§ PROBLEM
In the material below, find each line with the word "Weekly" and copy it.

§ PROVIDED DATA

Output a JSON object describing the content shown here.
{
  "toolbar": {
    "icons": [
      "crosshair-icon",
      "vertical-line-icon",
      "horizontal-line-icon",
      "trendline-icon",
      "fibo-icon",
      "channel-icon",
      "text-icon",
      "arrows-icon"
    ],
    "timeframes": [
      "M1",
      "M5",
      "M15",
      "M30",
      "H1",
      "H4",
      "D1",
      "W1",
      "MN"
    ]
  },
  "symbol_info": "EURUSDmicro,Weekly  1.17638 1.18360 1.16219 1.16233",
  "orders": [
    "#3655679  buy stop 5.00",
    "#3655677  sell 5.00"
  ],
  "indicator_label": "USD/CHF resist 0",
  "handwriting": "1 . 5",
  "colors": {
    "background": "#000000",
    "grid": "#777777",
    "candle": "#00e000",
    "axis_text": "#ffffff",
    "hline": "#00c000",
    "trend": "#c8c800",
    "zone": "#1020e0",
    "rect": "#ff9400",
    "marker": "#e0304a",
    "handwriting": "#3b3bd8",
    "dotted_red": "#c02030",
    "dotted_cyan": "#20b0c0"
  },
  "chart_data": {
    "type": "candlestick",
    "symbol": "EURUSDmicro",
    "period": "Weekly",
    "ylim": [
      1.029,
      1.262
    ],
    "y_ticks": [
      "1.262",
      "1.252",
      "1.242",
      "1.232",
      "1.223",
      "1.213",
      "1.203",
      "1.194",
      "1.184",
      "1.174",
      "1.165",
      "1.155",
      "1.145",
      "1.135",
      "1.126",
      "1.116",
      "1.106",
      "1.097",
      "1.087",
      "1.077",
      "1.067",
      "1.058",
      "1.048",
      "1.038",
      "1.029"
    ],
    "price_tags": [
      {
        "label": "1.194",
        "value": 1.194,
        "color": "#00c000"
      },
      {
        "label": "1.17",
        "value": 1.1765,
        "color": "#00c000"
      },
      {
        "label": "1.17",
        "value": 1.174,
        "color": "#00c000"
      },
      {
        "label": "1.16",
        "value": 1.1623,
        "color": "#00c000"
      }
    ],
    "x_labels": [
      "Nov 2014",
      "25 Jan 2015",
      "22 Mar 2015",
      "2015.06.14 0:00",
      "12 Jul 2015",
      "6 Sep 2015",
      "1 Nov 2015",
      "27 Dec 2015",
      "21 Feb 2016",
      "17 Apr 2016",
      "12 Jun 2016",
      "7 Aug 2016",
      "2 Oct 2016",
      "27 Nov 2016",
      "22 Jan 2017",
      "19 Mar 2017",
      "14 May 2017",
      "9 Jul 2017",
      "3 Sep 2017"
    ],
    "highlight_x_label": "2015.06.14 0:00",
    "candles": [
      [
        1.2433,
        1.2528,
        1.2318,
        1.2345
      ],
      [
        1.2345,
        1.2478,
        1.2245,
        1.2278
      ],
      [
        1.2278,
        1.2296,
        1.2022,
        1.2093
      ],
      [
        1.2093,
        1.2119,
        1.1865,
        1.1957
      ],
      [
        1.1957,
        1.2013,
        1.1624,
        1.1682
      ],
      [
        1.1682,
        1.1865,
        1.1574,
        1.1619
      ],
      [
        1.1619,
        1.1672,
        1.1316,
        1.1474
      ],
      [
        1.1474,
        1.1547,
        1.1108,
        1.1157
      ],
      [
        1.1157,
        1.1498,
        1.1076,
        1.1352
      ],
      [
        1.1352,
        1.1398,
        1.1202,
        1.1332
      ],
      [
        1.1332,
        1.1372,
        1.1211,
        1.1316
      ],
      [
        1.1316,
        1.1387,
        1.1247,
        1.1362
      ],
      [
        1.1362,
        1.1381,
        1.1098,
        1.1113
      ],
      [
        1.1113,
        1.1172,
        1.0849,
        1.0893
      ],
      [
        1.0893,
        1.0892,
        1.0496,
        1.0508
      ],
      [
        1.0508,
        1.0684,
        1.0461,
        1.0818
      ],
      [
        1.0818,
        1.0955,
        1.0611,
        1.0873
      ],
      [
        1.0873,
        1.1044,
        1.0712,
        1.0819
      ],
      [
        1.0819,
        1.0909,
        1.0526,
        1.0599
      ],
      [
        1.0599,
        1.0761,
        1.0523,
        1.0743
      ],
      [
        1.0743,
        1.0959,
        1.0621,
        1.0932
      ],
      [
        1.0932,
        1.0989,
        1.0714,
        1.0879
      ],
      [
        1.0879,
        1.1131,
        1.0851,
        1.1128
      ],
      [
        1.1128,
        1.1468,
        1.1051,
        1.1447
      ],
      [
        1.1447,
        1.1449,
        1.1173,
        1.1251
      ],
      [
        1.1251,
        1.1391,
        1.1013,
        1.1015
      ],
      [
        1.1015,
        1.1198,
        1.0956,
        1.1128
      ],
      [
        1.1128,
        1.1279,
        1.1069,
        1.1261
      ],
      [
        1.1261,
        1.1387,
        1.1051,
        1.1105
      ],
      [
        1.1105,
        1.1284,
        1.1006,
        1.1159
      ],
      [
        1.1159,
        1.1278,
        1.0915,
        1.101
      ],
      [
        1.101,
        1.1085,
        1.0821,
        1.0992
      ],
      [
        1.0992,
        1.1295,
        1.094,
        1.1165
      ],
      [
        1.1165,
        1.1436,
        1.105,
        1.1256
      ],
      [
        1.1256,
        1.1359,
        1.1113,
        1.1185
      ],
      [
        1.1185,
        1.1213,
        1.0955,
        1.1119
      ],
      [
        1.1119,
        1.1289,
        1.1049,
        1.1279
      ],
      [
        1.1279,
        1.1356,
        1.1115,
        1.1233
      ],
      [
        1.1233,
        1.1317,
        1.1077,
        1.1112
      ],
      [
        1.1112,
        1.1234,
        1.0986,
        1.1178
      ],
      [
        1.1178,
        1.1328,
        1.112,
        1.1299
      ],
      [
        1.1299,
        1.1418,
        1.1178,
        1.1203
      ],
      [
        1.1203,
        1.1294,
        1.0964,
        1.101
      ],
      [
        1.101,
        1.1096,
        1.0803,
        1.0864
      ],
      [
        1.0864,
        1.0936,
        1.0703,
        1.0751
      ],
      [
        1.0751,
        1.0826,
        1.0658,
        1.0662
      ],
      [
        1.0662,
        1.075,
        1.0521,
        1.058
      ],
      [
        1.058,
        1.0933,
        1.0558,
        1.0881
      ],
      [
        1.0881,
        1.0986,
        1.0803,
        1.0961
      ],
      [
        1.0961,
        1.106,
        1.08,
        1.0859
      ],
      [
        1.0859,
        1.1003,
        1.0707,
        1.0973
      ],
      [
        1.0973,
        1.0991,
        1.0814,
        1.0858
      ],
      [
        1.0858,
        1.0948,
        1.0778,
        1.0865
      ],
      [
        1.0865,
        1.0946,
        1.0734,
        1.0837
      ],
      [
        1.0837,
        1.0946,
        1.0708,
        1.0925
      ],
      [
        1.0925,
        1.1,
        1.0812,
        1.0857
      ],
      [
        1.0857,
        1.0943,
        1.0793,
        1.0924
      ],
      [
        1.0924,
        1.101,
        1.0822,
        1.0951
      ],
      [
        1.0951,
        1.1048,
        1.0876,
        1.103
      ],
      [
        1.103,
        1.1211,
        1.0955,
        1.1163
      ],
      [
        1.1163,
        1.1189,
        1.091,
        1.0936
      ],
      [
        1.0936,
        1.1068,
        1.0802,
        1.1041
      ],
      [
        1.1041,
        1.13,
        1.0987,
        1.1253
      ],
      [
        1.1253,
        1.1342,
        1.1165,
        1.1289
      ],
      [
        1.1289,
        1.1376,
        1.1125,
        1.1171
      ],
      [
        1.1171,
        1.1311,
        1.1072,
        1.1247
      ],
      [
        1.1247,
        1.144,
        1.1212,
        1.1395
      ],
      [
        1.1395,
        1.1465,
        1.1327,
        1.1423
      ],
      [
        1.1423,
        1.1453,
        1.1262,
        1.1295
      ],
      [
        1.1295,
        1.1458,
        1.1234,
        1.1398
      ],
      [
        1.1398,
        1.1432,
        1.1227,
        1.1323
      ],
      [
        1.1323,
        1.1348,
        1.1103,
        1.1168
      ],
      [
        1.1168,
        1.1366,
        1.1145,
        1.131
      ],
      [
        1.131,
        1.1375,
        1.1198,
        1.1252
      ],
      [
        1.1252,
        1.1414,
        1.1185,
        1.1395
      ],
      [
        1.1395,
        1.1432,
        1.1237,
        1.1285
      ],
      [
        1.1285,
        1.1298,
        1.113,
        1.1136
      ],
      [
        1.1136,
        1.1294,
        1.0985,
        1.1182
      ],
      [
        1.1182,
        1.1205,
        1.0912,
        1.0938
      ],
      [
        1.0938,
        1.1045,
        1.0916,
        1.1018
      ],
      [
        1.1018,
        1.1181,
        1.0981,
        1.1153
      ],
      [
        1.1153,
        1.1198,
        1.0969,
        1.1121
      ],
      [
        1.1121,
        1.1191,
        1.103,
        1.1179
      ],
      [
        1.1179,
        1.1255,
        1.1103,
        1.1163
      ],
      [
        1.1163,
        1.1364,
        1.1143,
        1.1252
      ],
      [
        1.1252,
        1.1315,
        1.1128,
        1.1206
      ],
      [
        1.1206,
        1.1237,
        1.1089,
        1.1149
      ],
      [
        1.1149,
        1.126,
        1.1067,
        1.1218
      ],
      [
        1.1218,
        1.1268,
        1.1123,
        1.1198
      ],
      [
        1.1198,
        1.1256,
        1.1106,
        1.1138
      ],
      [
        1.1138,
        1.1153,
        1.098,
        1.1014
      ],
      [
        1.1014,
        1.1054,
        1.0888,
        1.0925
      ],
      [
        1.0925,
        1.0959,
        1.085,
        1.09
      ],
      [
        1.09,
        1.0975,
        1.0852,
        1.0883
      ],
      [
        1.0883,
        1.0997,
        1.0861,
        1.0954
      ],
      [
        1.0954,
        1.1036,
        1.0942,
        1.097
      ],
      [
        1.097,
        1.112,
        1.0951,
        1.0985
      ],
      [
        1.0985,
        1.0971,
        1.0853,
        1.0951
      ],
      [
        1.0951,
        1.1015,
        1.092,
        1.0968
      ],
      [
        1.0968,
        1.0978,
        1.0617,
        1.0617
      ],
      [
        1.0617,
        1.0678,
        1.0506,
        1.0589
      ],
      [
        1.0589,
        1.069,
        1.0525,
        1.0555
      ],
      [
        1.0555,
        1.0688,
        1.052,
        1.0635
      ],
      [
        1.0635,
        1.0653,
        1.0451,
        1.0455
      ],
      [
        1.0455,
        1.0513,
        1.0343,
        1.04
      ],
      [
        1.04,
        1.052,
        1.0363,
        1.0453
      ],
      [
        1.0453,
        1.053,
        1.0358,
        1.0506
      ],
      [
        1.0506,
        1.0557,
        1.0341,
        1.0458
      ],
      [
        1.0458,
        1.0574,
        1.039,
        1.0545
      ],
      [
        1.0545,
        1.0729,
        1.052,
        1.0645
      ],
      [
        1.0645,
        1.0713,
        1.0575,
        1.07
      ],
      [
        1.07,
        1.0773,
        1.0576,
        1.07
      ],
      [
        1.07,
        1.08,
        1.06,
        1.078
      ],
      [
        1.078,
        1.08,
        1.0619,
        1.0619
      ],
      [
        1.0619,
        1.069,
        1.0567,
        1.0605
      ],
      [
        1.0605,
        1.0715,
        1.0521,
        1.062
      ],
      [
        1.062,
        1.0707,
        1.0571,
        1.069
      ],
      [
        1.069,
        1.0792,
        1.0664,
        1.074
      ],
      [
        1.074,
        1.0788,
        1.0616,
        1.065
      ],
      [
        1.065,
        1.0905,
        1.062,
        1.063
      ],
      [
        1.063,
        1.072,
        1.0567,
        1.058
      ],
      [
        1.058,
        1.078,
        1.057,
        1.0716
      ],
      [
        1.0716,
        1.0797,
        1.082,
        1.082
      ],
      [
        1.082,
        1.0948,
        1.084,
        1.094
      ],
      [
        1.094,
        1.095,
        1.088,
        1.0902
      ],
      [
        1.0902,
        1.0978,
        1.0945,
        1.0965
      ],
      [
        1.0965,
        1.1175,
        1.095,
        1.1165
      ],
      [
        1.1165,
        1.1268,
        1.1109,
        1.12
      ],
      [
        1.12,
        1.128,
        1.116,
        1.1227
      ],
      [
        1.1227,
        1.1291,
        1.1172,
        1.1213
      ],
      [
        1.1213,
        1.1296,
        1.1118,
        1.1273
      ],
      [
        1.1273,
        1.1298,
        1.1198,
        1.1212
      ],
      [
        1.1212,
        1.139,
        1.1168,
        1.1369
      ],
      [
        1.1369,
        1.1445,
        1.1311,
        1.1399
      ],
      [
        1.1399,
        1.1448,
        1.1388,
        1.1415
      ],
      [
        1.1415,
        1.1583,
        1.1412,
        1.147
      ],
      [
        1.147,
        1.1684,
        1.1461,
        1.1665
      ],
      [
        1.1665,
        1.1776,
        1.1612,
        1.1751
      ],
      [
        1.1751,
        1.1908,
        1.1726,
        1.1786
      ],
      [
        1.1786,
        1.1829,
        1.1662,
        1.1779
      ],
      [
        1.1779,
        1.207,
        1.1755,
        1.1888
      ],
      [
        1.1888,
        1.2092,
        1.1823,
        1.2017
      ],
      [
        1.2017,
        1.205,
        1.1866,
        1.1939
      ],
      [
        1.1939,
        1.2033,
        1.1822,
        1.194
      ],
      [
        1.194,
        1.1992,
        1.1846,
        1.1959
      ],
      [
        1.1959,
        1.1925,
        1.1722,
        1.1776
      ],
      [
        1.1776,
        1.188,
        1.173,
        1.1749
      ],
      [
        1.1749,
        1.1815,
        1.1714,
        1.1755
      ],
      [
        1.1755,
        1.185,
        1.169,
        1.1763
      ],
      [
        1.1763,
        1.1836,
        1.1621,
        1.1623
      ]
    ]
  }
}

§ TASK SOLUTION
  "symbol_info": "EURUSDmicro,Weekly  1.17638 1.18360 1.16219 1.16233",
    "period": "Weekly",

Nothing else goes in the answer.